In 1888, 34 people gathered at Green’s Store in Deer Isle to found Deer Isle Grange #296.
Over the years, the organization turned in its charter more than once, but reformed again and thrived. Since 1939, the Grange has operated continuously, until this April when its members returned the charter to the state grange organization.
The Deer Isle Grange’s days may be finally over now, said former Grange Master Jan Taylor, who served with the Grange from 1989 and served the last 11 years as Master.
“I wish we could get our charter back and start a good group,” said Taylor. “But I don’t think that will happen.”
Marilyn Sylvester, who has been involved with the Grange for more than 25 years, said it was too difficult to get enough members together for a meeting. A Grange meeting requires seven members. Sylvester said meetings were whittled down to three or four members.
“We had a good time while we were going,” said Taylor. The Grange has been an active part of life on the island for a long time, contributing to the community in a number of ways.
“You wouldn’t have paved roads if it weren’t for the grange,” said Taylor, who noted that Grange members petitioned the communities and state to get roads paved to facilitate getting farm fare to markets.
The Grange, too, was active in the suffrage movement, working to secure the right of women to vote.
More recently, the Grange has worked to support education through scholarships, did community projects at the Island Nursing Home and supported charities such as the Island Food Pantry and Ronald McDonald House.
The Grange sold its building more than a year ago to the Island Men’s Group, a Christian men’s group. Sylvester said it was written into the sale that the Grange could reconvene in the space if it wanted to.

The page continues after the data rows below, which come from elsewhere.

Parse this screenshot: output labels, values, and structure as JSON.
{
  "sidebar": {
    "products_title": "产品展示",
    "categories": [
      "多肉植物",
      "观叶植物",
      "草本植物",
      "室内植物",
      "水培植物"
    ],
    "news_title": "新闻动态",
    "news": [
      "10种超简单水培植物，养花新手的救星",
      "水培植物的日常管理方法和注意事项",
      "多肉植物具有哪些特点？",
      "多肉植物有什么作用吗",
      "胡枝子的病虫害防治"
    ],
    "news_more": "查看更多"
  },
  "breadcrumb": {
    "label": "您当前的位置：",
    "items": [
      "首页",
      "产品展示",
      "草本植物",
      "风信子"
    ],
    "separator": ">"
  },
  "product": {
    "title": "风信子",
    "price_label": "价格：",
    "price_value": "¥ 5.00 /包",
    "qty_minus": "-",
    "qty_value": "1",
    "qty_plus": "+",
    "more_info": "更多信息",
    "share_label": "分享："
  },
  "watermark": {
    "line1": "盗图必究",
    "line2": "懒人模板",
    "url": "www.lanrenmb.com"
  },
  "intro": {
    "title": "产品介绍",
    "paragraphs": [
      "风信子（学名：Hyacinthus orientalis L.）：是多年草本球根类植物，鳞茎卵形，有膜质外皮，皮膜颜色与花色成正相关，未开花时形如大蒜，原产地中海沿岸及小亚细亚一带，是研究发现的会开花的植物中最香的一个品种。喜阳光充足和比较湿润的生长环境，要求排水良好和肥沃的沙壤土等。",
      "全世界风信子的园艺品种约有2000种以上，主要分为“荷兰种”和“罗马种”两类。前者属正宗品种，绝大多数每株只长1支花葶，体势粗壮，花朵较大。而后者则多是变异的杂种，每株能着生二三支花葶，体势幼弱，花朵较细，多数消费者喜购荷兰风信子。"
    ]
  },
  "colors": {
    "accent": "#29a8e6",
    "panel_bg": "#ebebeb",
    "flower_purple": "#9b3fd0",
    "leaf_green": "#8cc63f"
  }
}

Some members are joining other granges, such as the Halcyon Grange in North Blue Hill, or Arbutus Grange in Surry.